[Collection entries]
----------------
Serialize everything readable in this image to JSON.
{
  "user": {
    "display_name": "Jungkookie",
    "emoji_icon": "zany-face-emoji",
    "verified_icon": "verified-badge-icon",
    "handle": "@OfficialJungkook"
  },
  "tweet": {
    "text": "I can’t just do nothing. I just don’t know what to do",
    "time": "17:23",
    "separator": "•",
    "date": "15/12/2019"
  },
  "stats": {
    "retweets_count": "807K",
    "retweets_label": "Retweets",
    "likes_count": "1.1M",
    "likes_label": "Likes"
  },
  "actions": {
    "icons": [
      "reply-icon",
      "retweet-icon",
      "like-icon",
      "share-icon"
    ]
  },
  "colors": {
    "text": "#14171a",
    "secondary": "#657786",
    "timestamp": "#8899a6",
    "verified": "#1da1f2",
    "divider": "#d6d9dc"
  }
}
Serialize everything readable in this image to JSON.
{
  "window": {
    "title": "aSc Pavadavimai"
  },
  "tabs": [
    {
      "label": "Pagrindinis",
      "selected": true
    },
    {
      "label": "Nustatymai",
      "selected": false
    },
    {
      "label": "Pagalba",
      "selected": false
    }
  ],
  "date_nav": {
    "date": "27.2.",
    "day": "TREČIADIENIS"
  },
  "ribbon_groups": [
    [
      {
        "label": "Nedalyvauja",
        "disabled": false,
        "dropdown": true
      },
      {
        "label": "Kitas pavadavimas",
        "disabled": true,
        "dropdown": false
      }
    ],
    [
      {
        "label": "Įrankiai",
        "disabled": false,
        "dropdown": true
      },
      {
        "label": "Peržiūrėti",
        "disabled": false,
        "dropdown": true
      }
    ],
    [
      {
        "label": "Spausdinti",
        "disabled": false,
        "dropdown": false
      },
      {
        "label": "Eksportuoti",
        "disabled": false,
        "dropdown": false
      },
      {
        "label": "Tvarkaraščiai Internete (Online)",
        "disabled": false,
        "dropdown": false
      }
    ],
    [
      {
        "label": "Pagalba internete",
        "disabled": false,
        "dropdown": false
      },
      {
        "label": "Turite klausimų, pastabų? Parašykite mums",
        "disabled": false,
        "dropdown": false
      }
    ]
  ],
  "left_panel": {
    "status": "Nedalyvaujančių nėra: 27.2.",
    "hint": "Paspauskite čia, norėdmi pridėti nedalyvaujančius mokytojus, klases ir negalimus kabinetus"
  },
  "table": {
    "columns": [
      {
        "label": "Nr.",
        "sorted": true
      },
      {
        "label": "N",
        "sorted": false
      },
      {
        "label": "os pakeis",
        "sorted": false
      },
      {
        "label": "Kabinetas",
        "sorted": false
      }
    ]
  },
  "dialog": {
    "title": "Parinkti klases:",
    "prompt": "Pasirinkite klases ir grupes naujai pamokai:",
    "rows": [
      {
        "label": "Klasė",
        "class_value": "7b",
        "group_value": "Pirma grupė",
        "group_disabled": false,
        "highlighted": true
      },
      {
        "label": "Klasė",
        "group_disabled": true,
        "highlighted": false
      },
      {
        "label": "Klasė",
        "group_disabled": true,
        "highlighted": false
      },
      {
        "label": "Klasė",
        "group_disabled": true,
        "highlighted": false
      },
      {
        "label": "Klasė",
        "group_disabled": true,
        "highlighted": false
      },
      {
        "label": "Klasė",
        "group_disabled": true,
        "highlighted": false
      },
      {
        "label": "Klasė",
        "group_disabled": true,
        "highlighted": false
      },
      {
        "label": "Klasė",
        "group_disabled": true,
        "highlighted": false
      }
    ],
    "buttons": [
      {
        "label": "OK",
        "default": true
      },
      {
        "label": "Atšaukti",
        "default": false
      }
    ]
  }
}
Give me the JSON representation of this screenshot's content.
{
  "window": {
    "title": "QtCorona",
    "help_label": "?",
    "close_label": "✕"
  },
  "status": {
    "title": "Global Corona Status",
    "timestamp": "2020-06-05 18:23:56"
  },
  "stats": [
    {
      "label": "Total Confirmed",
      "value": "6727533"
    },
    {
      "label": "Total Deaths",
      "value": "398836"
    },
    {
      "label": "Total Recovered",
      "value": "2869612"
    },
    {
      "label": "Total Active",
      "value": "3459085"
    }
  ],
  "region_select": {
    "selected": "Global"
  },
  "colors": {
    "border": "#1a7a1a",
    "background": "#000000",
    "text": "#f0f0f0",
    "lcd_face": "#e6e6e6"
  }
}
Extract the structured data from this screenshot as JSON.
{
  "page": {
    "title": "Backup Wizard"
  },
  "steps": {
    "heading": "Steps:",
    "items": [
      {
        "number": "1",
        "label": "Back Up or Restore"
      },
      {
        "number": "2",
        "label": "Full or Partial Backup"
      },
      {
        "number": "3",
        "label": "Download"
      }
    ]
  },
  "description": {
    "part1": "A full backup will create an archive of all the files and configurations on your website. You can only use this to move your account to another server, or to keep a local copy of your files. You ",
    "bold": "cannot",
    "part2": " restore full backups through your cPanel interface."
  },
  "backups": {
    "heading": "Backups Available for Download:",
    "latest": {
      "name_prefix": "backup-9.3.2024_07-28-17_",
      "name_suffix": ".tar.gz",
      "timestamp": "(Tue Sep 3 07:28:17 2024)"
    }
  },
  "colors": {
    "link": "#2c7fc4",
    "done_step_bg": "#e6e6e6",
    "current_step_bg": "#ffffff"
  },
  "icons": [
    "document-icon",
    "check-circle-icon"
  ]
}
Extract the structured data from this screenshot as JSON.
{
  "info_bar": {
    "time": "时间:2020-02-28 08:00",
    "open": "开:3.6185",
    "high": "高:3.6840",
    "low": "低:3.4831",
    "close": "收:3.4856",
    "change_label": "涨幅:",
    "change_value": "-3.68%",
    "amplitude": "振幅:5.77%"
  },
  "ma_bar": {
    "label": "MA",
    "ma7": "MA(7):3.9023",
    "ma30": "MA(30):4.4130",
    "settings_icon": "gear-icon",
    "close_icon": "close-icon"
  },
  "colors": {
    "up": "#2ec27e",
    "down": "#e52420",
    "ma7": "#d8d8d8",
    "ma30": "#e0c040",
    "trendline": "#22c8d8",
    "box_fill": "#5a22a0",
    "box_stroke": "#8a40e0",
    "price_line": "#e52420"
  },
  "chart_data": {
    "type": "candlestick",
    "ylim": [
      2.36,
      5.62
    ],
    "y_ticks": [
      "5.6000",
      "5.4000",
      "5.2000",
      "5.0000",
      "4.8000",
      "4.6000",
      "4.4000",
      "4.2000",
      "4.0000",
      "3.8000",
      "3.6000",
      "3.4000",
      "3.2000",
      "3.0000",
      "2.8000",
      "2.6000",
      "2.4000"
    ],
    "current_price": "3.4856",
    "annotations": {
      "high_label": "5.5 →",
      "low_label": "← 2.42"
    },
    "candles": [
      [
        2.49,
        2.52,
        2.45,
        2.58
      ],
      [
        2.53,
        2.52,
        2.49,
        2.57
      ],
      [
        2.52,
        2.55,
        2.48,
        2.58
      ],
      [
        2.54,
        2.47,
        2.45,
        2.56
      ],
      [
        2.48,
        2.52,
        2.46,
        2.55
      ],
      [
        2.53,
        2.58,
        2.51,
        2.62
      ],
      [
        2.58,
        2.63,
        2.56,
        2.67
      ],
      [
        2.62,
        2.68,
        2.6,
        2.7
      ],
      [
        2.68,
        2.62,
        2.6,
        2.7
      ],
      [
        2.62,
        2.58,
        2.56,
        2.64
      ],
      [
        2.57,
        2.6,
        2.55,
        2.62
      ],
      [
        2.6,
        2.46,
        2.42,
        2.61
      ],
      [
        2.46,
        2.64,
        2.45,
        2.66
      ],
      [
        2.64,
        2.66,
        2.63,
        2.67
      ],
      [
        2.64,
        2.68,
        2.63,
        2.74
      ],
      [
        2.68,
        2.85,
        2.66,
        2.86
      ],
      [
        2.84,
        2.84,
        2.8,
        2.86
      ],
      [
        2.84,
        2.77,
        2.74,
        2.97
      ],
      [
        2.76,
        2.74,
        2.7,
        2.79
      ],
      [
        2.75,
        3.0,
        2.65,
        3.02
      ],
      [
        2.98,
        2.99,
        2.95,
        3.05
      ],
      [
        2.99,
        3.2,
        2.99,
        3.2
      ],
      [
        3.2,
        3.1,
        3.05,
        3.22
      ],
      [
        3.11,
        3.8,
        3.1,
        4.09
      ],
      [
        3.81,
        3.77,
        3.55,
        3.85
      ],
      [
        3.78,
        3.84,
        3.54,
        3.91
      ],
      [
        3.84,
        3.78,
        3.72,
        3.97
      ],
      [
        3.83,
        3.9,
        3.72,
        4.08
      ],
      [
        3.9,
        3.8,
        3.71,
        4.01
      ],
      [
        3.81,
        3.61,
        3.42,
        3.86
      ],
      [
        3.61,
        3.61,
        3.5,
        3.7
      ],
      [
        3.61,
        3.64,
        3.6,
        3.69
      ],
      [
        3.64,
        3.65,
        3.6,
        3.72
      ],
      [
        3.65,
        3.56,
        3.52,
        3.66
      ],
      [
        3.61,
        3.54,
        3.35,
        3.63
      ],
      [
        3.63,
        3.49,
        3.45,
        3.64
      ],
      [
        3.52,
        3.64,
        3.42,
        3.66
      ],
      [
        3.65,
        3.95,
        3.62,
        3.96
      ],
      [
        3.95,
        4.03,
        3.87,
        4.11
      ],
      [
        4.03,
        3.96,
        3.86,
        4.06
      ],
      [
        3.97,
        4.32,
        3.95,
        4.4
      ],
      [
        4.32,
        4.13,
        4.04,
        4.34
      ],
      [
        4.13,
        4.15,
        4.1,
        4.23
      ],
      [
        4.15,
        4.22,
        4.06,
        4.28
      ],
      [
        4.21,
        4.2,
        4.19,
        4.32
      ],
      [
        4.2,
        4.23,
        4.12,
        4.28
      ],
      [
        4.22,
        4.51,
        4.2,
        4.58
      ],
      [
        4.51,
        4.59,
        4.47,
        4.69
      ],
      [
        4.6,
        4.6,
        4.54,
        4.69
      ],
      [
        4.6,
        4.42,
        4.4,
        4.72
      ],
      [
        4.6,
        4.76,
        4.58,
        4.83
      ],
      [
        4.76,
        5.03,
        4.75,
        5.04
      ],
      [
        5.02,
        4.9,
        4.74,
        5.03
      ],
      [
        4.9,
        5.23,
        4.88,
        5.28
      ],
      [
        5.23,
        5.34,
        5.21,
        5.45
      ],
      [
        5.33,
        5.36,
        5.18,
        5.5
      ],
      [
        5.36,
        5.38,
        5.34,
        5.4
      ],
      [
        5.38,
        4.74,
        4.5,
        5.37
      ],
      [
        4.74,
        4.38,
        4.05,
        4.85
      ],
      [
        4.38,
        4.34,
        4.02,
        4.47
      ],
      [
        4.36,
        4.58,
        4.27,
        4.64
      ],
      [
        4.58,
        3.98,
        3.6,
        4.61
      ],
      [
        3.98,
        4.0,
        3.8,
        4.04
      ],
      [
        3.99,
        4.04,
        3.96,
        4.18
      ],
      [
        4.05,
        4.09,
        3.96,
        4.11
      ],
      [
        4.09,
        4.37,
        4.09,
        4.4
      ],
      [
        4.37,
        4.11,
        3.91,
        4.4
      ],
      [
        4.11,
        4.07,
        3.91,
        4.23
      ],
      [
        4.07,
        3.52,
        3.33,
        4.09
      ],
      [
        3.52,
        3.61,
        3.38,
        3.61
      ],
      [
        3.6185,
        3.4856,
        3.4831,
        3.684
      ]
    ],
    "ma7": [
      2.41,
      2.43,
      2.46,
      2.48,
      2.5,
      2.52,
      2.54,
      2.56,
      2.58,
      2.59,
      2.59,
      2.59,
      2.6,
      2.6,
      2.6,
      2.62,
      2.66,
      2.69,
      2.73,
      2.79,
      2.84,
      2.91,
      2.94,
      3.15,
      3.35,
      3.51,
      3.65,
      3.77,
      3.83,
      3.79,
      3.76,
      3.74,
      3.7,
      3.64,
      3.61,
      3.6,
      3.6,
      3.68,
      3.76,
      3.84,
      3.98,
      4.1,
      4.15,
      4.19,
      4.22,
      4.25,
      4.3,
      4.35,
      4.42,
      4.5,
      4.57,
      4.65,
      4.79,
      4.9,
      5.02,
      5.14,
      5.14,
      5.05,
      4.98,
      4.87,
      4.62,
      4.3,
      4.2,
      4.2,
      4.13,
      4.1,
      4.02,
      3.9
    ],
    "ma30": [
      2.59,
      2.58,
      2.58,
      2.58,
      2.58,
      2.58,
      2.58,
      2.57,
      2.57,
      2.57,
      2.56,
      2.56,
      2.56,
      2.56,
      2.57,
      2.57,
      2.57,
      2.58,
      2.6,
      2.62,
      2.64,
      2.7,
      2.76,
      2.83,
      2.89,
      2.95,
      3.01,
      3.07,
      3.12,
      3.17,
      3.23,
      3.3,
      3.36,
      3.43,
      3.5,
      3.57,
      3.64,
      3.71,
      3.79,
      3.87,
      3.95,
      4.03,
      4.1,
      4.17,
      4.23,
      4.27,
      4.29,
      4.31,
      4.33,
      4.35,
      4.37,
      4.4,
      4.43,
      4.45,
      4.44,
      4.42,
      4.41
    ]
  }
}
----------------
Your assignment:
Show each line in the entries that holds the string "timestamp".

Result:
    "timestamp": "#8899a6",
    "timestamp": "2020-06-05 18:23:56"
      "timestamp": "(Tue Sep 3 07:28:17 2024)"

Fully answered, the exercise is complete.